While already giving intelligence services access to private data without a court order, some Russian experts say, Skype is still being pressured into registering as a telecom agency, allowing intelligence to operate around a series of legal loopholes.
Intelligence services have for years have been monitoring Skype
communications, several participants in the Russian information
security industry have told Russian newspaper Vedomosti. According
to security experts, access to correspondence and Skype
conversations within the Russian intelligence community does not
always go through the court system – it is often obtained on a
After Microsoft acquired Skype in May 2011, it updated its software with a technology allowing “legitimate wiretapping,” Maksim Emm, CEO of Peak Systems, told the publication. Since then, any user account can be switched to a special mode in which the encryption keys that were previously generated on a user’s mobile device or computer would be generated on Skype’s server.

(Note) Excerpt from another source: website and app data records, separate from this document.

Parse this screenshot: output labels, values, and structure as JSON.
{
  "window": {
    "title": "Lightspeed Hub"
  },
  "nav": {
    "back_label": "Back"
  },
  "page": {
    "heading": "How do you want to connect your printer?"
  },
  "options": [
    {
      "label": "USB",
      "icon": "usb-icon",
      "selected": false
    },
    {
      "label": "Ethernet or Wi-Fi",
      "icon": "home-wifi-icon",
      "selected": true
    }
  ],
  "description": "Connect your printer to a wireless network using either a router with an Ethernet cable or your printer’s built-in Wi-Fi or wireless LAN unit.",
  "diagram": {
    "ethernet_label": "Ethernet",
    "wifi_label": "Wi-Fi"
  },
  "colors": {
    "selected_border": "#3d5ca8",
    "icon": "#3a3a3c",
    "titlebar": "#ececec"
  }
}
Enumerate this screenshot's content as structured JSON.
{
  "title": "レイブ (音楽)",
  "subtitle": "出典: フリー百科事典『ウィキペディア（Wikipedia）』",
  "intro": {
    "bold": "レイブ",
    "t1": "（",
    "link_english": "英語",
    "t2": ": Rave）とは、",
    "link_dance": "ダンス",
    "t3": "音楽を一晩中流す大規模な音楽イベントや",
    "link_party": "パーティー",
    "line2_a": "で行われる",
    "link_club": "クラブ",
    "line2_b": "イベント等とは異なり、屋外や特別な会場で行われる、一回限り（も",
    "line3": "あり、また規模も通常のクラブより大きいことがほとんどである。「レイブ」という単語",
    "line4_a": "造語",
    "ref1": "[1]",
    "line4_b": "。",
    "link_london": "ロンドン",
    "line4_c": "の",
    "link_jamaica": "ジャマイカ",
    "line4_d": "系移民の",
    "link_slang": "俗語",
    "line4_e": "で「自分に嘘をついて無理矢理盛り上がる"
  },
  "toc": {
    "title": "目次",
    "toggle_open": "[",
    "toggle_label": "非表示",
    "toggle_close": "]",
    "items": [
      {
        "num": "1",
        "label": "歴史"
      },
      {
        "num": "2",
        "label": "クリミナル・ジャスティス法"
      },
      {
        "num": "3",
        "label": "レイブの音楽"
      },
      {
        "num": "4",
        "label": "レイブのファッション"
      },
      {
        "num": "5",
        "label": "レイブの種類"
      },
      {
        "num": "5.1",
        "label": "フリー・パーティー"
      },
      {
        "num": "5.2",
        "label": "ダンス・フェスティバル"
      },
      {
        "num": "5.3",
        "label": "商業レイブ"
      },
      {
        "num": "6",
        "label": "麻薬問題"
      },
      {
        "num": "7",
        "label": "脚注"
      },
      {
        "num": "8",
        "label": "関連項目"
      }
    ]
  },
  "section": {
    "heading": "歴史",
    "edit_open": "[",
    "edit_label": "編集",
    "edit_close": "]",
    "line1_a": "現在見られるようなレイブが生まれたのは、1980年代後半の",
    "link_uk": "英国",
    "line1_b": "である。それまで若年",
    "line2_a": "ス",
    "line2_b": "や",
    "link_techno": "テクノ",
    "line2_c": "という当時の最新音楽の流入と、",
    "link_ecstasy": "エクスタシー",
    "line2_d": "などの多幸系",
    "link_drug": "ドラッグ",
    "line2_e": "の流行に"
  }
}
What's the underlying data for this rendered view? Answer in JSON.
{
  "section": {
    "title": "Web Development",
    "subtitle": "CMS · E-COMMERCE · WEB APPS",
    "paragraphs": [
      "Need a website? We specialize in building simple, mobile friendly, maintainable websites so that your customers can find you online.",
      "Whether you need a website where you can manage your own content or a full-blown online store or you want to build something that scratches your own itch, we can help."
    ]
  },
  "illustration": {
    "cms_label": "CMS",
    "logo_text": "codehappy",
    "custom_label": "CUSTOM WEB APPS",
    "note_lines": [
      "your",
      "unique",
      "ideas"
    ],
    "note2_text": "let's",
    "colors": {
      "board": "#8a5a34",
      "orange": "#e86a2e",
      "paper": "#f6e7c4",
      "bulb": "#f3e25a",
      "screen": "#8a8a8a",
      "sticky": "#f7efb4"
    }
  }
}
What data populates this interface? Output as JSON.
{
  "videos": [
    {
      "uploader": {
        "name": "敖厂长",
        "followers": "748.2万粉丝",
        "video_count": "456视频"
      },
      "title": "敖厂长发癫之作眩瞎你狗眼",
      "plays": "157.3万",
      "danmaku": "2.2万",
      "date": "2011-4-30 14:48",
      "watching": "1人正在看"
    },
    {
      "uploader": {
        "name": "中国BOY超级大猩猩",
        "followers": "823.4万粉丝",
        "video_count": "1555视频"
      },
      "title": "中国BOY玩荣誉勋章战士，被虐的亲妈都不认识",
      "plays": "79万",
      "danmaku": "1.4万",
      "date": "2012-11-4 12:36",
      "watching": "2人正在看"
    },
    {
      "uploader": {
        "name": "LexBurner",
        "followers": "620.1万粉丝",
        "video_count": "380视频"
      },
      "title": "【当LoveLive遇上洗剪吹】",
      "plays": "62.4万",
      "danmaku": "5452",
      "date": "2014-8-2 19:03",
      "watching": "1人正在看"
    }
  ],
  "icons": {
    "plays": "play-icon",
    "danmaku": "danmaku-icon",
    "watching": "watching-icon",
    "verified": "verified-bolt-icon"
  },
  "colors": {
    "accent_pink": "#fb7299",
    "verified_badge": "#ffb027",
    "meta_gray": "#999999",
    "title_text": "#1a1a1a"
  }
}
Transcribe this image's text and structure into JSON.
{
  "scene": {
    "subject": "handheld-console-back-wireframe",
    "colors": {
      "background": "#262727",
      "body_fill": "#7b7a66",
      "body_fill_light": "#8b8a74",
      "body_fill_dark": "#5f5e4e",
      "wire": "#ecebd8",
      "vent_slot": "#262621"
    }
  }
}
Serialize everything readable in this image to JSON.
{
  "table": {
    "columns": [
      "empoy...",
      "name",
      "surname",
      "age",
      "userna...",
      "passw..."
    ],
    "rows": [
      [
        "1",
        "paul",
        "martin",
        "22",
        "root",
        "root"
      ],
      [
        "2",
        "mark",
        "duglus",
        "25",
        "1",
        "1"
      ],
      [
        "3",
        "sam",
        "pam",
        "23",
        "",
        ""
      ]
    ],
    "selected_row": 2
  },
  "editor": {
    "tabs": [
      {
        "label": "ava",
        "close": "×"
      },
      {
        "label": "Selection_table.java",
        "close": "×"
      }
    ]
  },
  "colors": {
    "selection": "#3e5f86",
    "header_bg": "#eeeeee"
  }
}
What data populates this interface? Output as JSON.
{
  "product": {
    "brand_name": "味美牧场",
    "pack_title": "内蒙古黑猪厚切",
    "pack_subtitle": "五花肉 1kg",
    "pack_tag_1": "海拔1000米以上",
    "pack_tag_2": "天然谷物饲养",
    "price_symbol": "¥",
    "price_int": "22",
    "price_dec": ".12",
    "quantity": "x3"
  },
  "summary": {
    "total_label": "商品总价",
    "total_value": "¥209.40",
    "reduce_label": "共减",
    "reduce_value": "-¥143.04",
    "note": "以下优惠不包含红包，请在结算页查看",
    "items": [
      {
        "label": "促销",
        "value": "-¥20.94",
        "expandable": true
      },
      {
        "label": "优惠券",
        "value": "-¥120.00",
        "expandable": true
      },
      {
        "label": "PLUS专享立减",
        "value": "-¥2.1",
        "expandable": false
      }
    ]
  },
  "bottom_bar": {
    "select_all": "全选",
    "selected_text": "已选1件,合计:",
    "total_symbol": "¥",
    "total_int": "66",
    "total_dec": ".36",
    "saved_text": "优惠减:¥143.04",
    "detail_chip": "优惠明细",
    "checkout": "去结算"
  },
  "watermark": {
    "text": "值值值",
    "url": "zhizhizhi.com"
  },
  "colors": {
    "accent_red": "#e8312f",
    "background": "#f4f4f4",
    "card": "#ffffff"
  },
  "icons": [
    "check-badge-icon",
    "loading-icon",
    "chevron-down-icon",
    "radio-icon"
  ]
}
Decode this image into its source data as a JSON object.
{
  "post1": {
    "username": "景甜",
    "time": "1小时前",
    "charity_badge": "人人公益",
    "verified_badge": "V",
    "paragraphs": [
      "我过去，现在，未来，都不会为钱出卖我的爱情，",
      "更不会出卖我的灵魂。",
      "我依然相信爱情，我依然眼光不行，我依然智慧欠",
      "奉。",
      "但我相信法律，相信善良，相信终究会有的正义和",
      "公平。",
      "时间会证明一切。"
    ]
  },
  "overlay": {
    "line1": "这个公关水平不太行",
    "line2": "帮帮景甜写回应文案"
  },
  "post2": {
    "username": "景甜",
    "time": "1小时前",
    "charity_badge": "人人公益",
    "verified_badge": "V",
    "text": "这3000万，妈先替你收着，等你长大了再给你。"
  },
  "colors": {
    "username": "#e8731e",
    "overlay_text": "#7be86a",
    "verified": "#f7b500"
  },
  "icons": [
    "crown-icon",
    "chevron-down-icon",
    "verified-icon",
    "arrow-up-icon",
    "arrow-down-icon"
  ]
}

With access to the server, anyone can listen to the conversation or read the correspondence, including short messages sent to mobile phones. Microsoft provides the opportunity to use this technology to security services all around the world, including Russia, the expert explained.
Another expert elaborated that “for a couple of years” the intelligence agencies can not only listen, but also determine a user's location. “That is why our employees, for example, are forbidden to talk on work-related manners on Skype,” Ilya Sachkov, CEO of Group-IB, told Vedomosti.
The Federal Security Service (FSB) asked Microsoft back in 2011 to provide Skype's source code, claiming it was required to reduce the threat to Russia's national security. Although the code would not allow authorities to obtain direct and easy access to private data, it could help to crack the encryption system.
The request was apparently turned down, leaving security services with the only fully legal ways of obtaining private information – through a direct court request to Microsoft.
Microsoft’s somewhat cooperative attitude towards releasing private data did not stop the FSB from filing numerous complaints to the company, pushing it to register under a different designation – as a telecommunications operator.
While Skype provides VoIP (Voice over IP) services, the company is not registered as an operator. Such a move would make accessing and collecting private data even easier for the authorities, because in accordance with Russian legislation, mobile operators and Internet service providers are required to collect personal data and store it for at least three years.
Meanwhile, the French telecom regulator ARCEP is also pushing Skype towards further collaboration with the special security services.
The body posted a notice on Tuesday saying that prosecutors had been notified that Skype should register with the authorities as telecom firm as it provides its users with the ability to make phone calls, and therefore is required to meet regulations including “implementing the means required to perform legally ordered interceptions.”
ARCEP added further that Skype's failure to register as an “electronic communications operator,” after several requests by ARCEP, could be viewed as a criminal offense.
Skype's position on the matter was outlined in a statement sent
to Ars Technica, which said: